It might seem crazy, and if you’ve been a horror fan as long as I have it’s still entirely surreal to think that this is even happening, but Ash vs. Evil Dead is on its way. After years and years of talk with nothing to show for it, Sam Raimi and Bruce Campbell are making good on their longstanding promise to one day return to the realm of the Evil Dead, the franchise that launched their respective careers.

Even more exciting is the fact that instead of another film, we’ll be getting a TV series, with five seasons planned according to Campbell. By all accounts, Evil Dead is not only back, it’s here to stay. Still, there’s reason to be hesitant. There a lot of things that could happen between now and when the series actually airs.

But we remain hopeful that this return to the franchise will be worth it and will deliver. For it to do that, however, it will take five things:

Character Development

This one might be obvious, and might not be too much of a worry considering TV has much more time to focus on these things. Ash’s arc from meek, shy and unassuming protagonist to full-fledged cocky, smarmy hero is a great one. He actually changes a lot as a character over the course of three movies and I can’t wait to see where he’s at—both emotionally and physically—when we meet up with him in the upcoming series and how he will develop from there.

Ash in The Evil DeadThe Dialogue

It might not be too difficult with Raimi again at the helm, but it’s been a long time since he’s written the Ash character. We can only hope that he can still deliver enough cheesy one-liners and goofy moments to make the character out to be a lovable, bumbling wiseass. I have a feeling we probably won’t be disappointed on this one, but you never can be too sure. The dialogue is a large part of what makes the series work, particularly the tongue in cheek humor.

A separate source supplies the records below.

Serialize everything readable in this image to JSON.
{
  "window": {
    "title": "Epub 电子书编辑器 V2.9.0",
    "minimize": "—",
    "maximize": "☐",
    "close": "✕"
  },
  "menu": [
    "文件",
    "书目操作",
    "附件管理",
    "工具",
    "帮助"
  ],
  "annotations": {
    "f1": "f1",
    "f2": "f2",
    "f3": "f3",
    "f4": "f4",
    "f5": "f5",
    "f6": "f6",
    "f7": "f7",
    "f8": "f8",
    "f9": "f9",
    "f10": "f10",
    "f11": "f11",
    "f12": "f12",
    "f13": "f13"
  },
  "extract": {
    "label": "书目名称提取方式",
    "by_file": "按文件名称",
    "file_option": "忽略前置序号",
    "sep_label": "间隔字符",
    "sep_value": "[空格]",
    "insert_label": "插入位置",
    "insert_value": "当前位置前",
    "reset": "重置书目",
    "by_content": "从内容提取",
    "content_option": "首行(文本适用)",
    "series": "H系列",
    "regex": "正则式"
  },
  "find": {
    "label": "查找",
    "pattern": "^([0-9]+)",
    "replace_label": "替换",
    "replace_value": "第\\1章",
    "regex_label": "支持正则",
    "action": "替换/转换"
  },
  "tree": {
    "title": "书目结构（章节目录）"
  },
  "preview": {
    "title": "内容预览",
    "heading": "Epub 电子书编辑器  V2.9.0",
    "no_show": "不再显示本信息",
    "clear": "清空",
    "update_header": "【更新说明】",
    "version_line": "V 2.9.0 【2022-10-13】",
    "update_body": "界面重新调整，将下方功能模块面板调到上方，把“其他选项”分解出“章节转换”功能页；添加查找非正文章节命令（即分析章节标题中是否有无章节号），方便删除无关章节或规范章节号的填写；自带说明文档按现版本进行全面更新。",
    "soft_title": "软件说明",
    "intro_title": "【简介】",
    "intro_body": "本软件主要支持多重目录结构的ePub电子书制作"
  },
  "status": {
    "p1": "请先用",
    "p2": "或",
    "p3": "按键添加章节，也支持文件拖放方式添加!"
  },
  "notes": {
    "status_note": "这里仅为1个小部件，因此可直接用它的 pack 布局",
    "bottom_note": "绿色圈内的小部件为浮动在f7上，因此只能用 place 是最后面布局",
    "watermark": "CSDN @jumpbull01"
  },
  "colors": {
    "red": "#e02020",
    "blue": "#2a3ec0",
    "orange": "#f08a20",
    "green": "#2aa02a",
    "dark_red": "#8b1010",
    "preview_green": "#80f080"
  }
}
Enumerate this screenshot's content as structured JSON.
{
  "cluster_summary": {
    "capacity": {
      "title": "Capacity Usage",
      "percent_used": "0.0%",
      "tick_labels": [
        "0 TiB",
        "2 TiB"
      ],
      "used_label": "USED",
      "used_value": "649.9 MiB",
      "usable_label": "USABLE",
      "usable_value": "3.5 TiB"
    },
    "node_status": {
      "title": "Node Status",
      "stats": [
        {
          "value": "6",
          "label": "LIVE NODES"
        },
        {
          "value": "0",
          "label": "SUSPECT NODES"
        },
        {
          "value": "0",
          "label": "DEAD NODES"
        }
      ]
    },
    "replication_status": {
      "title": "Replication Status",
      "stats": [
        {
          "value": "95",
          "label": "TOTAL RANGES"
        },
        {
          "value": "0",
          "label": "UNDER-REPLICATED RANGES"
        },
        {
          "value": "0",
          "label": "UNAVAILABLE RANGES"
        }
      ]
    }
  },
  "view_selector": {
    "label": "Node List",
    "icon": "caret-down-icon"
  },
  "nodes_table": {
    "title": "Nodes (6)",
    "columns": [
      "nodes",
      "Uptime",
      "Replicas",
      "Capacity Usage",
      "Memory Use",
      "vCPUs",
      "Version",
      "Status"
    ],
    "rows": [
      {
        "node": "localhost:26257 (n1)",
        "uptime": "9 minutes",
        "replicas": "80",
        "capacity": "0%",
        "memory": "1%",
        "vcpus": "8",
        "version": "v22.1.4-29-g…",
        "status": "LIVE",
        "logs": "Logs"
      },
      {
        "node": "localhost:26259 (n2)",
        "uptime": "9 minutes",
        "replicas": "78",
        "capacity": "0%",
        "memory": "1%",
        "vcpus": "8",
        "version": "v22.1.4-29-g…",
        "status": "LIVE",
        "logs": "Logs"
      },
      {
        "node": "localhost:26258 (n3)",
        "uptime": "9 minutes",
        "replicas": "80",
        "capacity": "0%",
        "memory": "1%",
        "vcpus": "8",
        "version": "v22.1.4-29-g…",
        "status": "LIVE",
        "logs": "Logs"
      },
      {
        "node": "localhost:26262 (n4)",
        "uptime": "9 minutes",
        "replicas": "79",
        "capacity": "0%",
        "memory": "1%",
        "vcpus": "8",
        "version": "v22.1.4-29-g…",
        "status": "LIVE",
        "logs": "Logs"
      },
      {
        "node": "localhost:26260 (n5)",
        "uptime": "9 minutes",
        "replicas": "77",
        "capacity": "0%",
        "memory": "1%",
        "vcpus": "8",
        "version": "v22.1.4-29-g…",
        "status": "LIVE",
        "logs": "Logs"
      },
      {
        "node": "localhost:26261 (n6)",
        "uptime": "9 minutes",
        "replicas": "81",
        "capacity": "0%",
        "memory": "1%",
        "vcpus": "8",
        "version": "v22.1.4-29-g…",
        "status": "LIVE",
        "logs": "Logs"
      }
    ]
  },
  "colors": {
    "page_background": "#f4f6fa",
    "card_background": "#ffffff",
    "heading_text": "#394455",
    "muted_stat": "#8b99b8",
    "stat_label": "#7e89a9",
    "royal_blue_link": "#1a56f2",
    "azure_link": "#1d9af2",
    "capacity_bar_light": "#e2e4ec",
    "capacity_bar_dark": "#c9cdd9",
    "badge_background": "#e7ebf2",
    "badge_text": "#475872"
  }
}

Ash (Bruce Campbell) with a shotgun in Sam Raimi's 1987 cult horror-comedy follow up Evil Dead II: Dead by Dawn.The Cinematography

The Evil Dead films have a very specific visual style. Most of Raimi’s films of late have aped this style, though, so we might not have much to worry about. Even the Spider-Man series had a few throwbacks to the trilogy and Oz: The Great and Powerful was full of visual references. The insane, kinetic and frantic cinematography was what helped establish the three features as essential slapstick horror. That’s part of the appeal of Evil Dead, it’s a hardcore horror movie that, strangely enough, takes its primary influence from The Three Stooges.

The infamous cannibal holocaust directed by Ruggero Deodato.The Gore

With the series airing on Starz, known for their Spartacus series, we can hope to see the gore that fans know and love. Over-the-top carnage was an essential part of The Evil Dead, as well as Evil Dead II: Dead by Dawn. It was kept out of Army of Darkness, which could almost have been a PG-13 movie, but with the return of Evil Dead to the title here’s hoping that means the return to the kind of hardcore horror imagery Raimi has not indulged in a very long time.

Linda (Betsey Baker) after turning evil in Sam Raimi's cult classic The Evil Dead 1981.The Humor

Some of what we’ve looked at has touched upon this, but it really is the most important thing. The show has to be funny. If it’s not, it will fail. Even though I loved the Evil Dead remake, it missed one major element and that was the humor. All three movies, even the first, are inherently funny. It’s important for the new series to take the characters and the mythology seriously. That’s a given, but it is important to note that the new series shouldn’t lose sight of its sense of humor in the process. There is definitely a way to make us care about the characters and what Ash is going through while still having us laugh maniacally into the screen. If the series can coin some new catchphrases or even deliver on some old ones, well, that will be groovy.

Ash (Bruce Campbell) and Annie (Sarah Berry) teaming up to fight evil in Sam Raimi's cult horror sequel Evil Dead II.